Although the AR-15 (M16) was adopted by the U.S. military, the AR-10 was designed first. The controls on both rifles operate the same.

Palmetto State supplies this rifle with its PA-10 receiver extension (buffer tube), which is extended to allow the use of an AR-15 “heavy” buffer and spring. This carbine-style tube mates to a PSA collapsible butt stock. The rifle is finished up with a PSA A2-style pistol grip, M4 pattern barrel extension and PSA polished single-stage trigger.

The only additions I found necessary to wrap up my Palmetto State PA-10 EDC rifle were a set of Magpul BUIS sights and the Leupold scope with Warne mounts. I must admit that I did quickly grab my spare parts, additional Lancer magazines and an ample supply of ammunition to protect myself from the political climate.

AT THE RANGE

No matter what parts are used on a rifle, the bottom line always comes down to performance. Before picking up this PA-10, I had the opportunity to attend a Blackhawk! gathering at its plant in Montana, where we range-tested Blackhawk! AR-15 products mounted on PSA rifles. In a two-day extended range session, I was able to fire hundreds of rounds through one of the rifles and watch 11 other writers do the same.

I have fired hundreds of rounds through the same rifle since that time, and I have yet to see one misfire or failure to feed. The PA-10 has undergone at least 300 rounds and is keeping PSA’s reliability record intact. The majority of shots have been taken with a mixture of Hornady and Federal ammunition—with rather good results.

The best five-shot group came with Hornady’s 155-grain Match and measured 15/16 inch, center to center. Federal’s 150-grain Fusion ammunition might be considered a hunting load, but it still produced a 1 3/16-inch five-shot group. In “formal” range testing with these two loads, as well as with Hornady’s 178-grain Match load, a total of 12 five-shot groups were fired; the largest group measured only 1½ inches. To be honest, I was a little surprised—but greatly pleased—with these results in a baseline PA-10.

I have made several trips to the range so far and have always returned satisfied. Most of my practice has been on metal plates ranging from 50 to 100 yards (with a few 500-yard shots thrown in for the fun of it), and “handy” is a good description for this rifle. Any miss was the result of “operator head space.”

PSA’S EDC RIFLE

The Palmetto State PA-10 is not the one and only survival rifle out there, and it isn’t meant to be a do-it-all weapon. However, it has earned its place as my EDC rifle. The PA-10 met all my criteria, and I am building up my faith in it with every round fired.

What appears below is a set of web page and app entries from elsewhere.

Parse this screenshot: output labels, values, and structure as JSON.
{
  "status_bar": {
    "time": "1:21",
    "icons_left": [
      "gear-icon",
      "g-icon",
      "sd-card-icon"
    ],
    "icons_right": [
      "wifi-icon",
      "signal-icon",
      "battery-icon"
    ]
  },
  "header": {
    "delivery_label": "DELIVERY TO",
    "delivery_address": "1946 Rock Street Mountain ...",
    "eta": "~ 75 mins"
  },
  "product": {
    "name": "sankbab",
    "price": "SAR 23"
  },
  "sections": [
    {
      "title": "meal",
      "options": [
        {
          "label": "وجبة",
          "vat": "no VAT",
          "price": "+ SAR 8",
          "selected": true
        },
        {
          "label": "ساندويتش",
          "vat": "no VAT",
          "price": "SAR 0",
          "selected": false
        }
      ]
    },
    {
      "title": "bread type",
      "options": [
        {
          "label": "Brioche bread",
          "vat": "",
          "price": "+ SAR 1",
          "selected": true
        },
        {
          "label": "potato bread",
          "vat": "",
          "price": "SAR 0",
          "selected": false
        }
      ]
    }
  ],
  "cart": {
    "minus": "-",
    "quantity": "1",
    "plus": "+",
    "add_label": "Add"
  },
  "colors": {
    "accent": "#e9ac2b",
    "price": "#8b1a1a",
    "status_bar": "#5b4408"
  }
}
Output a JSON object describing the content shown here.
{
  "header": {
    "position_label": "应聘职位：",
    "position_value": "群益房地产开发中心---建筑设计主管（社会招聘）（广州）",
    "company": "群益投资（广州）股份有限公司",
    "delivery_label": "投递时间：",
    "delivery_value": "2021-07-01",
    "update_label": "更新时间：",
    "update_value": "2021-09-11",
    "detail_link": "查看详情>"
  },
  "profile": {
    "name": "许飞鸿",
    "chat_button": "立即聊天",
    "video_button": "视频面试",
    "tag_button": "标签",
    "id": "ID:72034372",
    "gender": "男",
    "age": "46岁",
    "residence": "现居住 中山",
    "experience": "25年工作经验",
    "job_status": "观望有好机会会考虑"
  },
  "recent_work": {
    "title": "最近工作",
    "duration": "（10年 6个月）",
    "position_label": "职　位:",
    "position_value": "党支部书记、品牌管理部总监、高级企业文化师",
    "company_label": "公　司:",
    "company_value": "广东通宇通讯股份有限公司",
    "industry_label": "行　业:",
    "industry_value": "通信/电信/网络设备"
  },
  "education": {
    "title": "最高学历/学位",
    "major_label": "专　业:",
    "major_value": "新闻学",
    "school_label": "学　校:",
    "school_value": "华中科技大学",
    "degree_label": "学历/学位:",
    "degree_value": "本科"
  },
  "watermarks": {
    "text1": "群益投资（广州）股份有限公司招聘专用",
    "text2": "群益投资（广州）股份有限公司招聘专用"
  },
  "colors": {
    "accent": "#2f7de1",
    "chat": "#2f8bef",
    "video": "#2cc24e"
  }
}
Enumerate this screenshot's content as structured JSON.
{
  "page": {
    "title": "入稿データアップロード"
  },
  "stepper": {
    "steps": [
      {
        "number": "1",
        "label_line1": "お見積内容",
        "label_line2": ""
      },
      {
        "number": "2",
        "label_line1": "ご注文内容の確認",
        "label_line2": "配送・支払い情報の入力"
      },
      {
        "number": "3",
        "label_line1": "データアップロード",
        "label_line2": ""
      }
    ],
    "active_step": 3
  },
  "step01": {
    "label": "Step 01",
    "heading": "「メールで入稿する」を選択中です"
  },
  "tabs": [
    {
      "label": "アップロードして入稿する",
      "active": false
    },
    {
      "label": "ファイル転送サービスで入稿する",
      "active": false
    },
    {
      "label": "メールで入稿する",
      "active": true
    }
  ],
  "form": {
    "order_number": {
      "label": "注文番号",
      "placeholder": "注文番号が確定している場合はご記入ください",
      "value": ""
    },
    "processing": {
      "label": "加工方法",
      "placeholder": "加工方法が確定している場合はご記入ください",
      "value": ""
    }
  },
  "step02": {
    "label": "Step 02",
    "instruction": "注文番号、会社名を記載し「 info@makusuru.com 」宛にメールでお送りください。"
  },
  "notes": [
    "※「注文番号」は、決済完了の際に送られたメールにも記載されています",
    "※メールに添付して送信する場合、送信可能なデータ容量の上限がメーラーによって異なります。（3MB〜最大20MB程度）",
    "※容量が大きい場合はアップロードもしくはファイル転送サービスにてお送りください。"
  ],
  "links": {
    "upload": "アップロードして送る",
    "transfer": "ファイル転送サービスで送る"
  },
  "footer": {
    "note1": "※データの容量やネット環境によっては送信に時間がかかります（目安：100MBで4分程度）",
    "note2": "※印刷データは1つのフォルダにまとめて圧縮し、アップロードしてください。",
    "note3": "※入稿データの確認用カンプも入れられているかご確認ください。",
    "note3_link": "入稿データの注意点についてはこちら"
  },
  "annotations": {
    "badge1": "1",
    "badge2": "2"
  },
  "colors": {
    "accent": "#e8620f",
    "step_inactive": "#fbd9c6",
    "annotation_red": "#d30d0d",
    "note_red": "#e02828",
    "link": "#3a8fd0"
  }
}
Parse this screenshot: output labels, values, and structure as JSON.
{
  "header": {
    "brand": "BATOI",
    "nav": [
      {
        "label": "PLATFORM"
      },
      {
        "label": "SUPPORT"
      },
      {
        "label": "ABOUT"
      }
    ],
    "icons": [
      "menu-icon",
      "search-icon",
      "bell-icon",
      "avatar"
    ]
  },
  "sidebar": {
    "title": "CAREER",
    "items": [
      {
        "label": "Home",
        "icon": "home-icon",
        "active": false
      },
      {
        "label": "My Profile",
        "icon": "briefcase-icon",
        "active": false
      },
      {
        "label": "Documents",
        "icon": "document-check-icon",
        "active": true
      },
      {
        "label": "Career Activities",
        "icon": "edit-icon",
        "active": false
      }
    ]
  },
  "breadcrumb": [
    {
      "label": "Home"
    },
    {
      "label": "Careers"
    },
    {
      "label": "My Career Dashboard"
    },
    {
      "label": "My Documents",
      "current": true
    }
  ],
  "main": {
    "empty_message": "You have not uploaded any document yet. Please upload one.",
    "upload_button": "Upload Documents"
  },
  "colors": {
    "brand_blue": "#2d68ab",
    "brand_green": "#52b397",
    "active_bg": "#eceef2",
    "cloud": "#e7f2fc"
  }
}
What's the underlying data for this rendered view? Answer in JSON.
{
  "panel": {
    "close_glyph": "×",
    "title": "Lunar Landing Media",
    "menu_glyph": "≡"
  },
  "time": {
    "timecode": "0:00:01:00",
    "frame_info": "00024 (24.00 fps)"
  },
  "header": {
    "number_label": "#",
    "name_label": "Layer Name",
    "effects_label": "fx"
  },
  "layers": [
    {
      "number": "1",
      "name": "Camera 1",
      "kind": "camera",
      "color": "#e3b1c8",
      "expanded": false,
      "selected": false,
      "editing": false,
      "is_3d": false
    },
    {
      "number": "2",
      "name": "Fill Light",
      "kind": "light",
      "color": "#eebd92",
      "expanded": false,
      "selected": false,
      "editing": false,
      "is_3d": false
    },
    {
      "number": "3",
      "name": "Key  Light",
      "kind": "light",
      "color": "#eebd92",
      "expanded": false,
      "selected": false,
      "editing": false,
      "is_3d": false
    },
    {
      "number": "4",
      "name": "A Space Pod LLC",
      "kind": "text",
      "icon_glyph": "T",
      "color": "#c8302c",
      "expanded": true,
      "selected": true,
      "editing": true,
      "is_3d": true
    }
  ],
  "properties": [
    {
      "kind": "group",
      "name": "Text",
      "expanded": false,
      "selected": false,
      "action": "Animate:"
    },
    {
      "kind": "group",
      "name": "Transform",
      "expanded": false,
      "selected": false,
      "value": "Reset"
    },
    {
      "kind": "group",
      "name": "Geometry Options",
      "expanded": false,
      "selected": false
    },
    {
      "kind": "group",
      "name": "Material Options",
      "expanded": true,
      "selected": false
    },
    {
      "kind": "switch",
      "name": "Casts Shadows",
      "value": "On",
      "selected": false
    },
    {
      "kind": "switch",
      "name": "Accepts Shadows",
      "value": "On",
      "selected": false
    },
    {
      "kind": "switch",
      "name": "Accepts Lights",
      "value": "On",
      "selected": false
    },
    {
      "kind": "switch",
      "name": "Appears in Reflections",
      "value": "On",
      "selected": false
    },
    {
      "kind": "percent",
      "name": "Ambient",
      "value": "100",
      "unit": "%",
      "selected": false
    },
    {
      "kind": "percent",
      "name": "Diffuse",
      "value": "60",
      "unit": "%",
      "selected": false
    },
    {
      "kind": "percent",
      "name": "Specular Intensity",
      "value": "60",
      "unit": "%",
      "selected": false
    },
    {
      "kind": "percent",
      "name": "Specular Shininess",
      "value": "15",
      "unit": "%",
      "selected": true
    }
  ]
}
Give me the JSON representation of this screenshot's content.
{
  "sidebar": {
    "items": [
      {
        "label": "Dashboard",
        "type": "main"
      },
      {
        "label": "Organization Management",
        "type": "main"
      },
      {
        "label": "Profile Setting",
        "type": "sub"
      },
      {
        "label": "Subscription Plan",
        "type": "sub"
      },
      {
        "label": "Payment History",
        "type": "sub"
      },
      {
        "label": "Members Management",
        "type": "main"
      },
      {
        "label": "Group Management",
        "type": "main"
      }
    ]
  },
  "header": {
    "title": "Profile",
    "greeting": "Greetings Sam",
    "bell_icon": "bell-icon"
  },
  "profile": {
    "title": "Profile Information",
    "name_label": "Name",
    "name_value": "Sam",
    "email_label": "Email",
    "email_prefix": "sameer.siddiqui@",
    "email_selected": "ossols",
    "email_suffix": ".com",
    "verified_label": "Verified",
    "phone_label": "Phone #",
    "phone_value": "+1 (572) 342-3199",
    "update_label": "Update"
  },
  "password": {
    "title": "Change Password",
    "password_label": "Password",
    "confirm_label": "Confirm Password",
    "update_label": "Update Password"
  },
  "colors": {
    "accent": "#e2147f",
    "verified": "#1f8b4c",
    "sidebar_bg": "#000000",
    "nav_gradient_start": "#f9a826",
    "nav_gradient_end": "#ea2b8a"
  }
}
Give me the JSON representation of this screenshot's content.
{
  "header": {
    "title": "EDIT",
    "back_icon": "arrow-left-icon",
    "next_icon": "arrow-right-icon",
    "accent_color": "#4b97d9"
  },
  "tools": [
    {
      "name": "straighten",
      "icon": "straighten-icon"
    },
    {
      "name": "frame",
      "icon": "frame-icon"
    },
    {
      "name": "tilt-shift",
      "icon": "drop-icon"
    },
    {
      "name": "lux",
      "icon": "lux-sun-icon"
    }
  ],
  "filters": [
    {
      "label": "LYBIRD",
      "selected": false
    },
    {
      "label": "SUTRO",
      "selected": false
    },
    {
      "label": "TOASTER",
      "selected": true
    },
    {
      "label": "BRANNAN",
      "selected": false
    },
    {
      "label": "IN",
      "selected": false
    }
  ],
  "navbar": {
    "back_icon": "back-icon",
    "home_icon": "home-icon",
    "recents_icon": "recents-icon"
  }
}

Overall, there might be better choices for any one task, but the PA-10 should be able to cross over for any need.

 

Specifications: Palmetto State PA-10

  • Caliber: .308 Winchester
  • Length: 36 inches (stock extended)
  • Barrel: 16-inch, chrome-moly vanadium
  • Receiver: 7075-T6 aluminum
  • Stock: PSA-M4 six-position
  • Pistol grip: PSA M4
  • Sights: None
  • Muzzle treatment: 5/8-24 threaded birdcage
  • Handguard: PSA SR Keymod Rail System
  • Magazine: Magpul PMAG 20
  • MSRP: $899.99 (Baseline M4)

 

Source

PALMETTO STATE ARMORY (803) 724-6950

 

Editor’s note: A version of this article first appeared in the February 2017 print issue of American Survival Guide.